**TASK PROMPT:** All entries are to be retyped without alteration.

Records excerpted from a collection:

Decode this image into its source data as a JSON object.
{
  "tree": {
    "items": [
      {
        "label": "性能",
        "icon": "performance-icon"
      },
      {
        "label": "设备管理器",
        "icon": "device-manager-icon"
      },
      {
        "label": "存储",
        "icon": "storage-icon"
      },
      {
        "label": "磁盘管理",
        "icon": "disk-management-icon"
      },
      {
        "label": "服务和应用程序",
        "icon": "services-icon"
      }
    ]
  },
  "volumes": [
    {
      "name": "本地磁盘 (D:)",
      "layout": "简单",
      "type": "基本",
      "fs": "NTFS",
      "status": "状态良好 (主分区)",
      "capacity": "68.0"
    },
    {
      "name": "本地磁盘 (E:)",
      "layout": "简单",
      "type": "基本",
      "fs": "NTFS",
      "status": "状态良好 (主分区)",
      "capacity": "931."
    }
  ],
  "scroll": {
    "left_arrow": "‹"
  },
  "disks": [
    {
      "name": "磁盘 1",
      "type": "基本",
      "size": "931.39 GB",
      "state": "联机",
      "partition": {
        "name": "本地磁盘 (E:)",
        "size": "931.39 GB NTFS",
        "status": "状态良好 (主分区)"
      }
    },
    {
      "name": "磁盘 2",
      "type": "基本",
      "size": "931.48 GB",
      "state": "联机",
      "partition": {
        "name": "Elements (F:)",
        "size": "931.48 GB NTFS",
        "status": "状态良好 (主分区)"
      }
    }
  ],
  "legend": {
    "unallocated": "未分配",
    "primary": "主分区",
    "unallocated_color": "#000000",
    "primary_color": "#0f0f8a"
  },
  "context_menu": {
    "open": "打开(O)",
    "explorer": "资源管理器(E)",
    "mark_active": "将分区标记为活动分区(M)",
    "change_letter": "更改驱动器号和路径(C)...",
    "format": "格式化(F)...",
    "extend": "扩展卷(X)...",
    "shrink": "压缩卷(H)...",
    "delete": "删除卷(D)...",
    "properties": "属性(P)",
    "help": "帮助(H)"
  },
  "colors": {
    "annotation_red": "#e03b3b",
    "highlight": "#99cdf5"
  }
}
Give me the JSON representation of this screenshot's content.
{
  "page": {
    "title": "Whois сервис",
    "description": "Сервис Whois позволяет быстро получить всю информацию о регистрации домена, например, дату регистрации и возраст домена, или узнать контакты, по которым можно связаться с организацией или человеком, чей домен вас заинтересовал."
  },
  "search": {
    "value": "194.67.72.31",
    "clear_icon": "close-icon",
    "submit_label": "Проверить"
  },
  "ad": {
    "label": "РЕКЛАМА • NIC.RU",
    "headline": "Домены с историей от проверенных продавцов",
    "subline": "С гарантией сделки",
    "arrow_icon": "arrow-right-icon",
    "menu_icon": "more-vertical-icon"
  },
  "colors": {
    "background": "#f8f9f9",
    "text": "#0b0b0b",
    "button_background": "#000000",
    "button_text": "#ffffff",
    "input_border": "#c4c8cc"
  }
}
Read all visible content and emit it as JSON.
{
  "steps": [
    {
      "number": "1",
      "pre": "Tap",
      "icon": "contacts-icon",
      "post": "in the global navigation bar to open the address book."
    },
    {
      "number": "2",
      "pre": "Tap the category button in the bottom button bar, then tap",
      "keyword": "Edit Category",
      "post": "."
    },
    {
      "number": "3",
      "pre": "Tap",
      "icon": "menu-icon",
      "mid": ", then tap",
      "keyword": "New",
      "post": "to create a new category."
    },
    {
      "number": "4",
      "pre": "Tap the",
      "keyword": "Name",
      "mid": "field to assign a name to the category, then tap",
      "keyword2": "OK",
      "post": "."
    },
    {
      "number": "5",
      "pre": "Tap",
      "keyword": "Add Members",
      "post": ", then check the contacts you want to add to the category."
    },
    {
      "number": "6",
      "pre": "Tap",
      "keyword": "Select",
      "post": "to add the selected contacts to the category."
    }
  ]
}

**RESULT OF THIS EXERCISE:**
Decode this image into its source data as a JSON object.
{
  "tree": {
    "items": [
      {
        "label": "性能",
        "icon": "performance-icon"
      },
      {
        "label": "设备管理器",
        "icon": "device-manager-icon"
      },
      {
        "label": "存储",
        "icon": "storage-icon"
      },
      {
        "label": "磁盘管理",
        "icon": "disk-management-icon"
      },
      {
        "label": "服务和应用程序",
        "icon": "services-icon"
      }
    ]
  },
  "volumes": [
    {
      "name": "本地磁盘 (D:)",
      "layout": "简单",
      "type": "基本",
      "fs": "NTFS",
      "status": "状态良好 (主分区)",
      "capacity": "68.0"
    },
    {
      "name": "本地磁盘 (E:)",
      "layout": "简单",
      "type": "基本",
      "fs": "NTFS",
      "status": "状态良好 (主分区)",
      "capacity": "931."
    }
  ],
  "scroll": {
    "left_arrow": "‹"
  },
  "disks": [
    {
      "name": "磁盘 1",
      "type": "基本",
      "size": "931.39 GB",
      "state": "联机",
      "partition": {
        "name": "本地磁盘 (E:)",
        "size": "931.39 GB NTFS",
        "status": "状态良好 (主分区)"
      }
    },
    {
      "name": "磁盘 2",
      "type": "基本",
      "size": "931.48 GB",
      "state": "联机",
      "partition": {
        "name": "Elements (F:)",
        "size": "931.48 GB NTFS",
        "status": "状态良好 (主分区)"
      }
    }
  ],
  "legend": {
    "unallocated": "未分配",
    "primary": "主分区",
    "unallocated_color": "#000000",
    "primary_color": "#0f0f8a"
  },
  "context_menu": {
    "open": "打开(O)",
    "explorer": "资源管理器(E)",
    "mark_active": "将分区标记为活动分区(M)",
    "change_letter": "更改驱动器号和路径(C)...",
    "format": "格式化(F)...",
    "extend": "扩展卷(X)...",
    "shrink": "压缩卷(H)...",
    "delete": "删除卷(D)...",
    "properties": "属性(P)",
    "help": "帮助(H)"
  },
  "colors": {
    "annotation_red": "#e03b3b",
    "highlight": "#99cdf5"
  }
}
Give me the JSON representation of this screenshot's content.
{
  "page": {
    "title": "Whois сервис",
    "description": "Сервис Whois позволяет быстро получить всю информацию о регистрации домена, например, дату регистрации и возраст домена, или узнать контакты, по которым можно связаться с организацией или человеком, чей домен вас заинтересовал."
  },
  "search": {
    "value": "194.67.72.31",
    "clear_icon": "close-icon",
    "submit_label": "Проверить"
  },
  "ad": {
    "label": "РЕКЛАМА • NIC.RU",
    "headline": "Домены с историей от проверенных продавцов",
    "subline": "С гарантией сделки",
    "arrow_icon": "arrow-right-icon",
    "menu_icon": "more-vertical-icon"
  },
  "colors": {
    "background": "#f8f9f9",
    "text": "#0b0b0b",
    "button_background": "#000000",
    "button_text": "#ffffff",
    "input_border": "#c4c8cc"
  }
}
Read all visible content and emit it as JSON.
{
  "steps": [
    {
      "number": "1",
      "pre": "Tap",
      "icon": "contacts-icon",
      "post": "in the global navigation bar to open the address book."
    },
    {
      "number": "2",
      "pre": "Tap the category button in the bottom button bar, then tap",
      "keyword": "Edit Category",
      "post": "."
    },
    {
      "number": "3",
      "pre": "Tap",
      "icon": "menu-icon",
      "mid": ", then tap",
      "keyword": "New",
      "post": "to create a new category."
    },
    {
      "number": "4",
      "pre": "Tap the",
      "keyword": "Name",
      "mid": "field to assign a name to the category, then tap",
      "keyword2": "OK",
      "post": "."
    },
    {
      "number": "5",
      "pre": "Tap",
      "keyword": "Add Members",
      "post": ", then check the contacts you want to add to the category."
    },
    {
      "number": "6",
      "pre": "Tap",
      "keyword": "Select",
      "post": "to add the selected contacts to the category."
    }
  ]
}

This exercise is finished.